Juan Valdez Statue FrontJuan Valdez Statue BackJuan Valdez

When Juan Valdez first arrived in the U.S. from Mexico City, he rented a room in a house near the Continuing Education Center (CEC) of Santa Ana College. One of his roommates told him, “You are an intelligent young man. You should apply for ESL classes at the college nearby.” The roommate advised Juan that enrolling at the college would be a good way for him to meet people, and encouraged him to arrive early for enrollment.

The next morning, Juan was at the front door of the CEC at 5 a.m., three hours before the doors opened. Though the line behind him swelled to nearly 100 students, Juan was the first student to be enrolled for the fall semester of 1997. “Ever since I started as a student at the CEC, I have been on an incredible educational journey,” he jubilantly explains.

Juan held down two jobs while he was in the CEC program. He washed dishes at an Italian restaurant and delivered newspapers in the early morning hours, generally from 1:00 a.m. to 6:00 a.m. “I just had enough time to get from one job to the other, then have breakfast and a little rest before my 8:00 a.m. class at Centennial,” he observes.

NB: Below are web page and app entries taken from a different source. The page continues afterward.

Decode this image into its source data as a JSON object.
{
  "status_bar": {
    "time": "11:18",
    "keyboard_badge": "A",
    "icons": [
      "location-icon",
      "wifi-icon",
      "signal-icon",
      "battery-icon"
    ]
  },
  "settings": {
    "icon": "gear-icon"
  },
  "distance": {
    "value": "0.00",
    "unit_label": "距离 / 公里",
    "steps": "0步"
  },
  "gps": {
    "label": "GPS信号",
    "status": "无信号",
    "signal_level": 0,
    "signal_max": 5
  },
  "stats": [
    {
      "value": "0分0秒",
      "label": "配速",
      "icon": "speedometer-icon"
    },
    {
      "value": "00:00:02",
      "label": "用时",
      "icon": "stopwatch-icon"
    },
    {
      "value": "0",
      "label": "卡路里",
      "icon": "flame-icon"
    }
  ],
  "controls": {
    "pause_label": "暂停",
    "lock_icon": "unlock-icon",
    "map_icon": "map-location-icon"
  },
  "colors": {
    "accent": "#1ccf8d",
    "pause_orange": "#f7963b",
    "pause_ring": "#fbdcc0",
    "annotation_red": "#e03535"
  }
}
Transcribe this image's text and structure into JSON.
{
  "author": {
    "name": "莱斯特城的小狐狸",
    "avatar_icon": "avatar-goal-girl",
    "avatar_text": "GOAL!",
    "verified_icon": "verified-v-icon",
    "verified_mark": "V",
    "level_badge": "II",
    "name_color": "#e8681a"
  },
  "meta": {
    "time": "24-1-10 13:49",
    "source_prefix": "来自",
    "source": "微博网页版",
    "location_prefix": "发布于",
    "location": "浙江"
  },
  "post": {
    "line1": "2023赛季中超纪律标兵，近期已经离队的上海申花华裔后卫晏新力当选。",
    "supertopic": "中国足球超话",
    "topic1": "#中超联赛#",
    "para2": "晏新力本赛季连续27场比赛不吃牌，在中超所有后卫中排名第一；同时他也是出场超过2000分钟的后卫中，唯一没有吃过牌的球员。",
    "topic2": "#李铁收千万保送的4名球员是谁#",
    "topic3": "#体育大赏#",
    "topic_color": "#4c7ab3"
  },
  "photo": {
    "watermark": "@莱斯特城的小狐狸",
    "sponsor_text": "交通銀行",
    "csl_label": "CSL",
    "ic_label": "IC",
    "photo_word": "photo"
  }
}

The CEC high school program does not rely on lectures, but is driven by a student’s capacity, desire and potential. According to Juan, a student could complete five credits in one week or, conversely, one month. “I tell students who complain to me that they are the ultimate interpreter of the learning experience,” says Juan.

“I liked how my ESL program used small cartoons and real life scenarios,” he continues. “I enjoyed reading, speaking and writing English. We learned by describing emergencies, illnesses, needs and important holidays. I was excited every time I had to go shopping or eating, because I knew I could practice the lessons in my books.”

In addition to his English as a Second Language studies, Juan took all of the computer courses that were available: Basic Macintosh, Introduction to the Internet, Photoshop and Adobe Illustrator. Within two years, he had learned English, become computer literate, passed the high school proficiency exam and transferred to Santa Ana College. He majored in business, but in his last semester took a class in anthropology that changed his life forever.

“I liked working with fossils,” he explains, “and with measurements inside the body. I studied the skulls of Neanderthals, and the progression through apes, gibbons and other primates. To me the textbooks were exciting, and I spent my spare time in the labs. Working as a volunteer with gibbons in Santa Clarita, I fed them, gave them medicine, interacted with them. I did not want to leave.”

Juan matriculated to Cal State Fullerton, where he majored in anthropology. He has now been accepted for the Master’s program at CSUF in the Anthropology Department, in which he hopes to complete this coursework within a year. He is now looking into Ph.D. programs in anthropology.

“Evolutionary anthropology may be my focus,” Juan says. “I want to look at trends in diseases, such as the trend of Latinos to develop diabetes, and see what we can do to counter these trends. The CEC program at Santa Ana College opened doors to a whole new world for me, and I will be forever grateful.”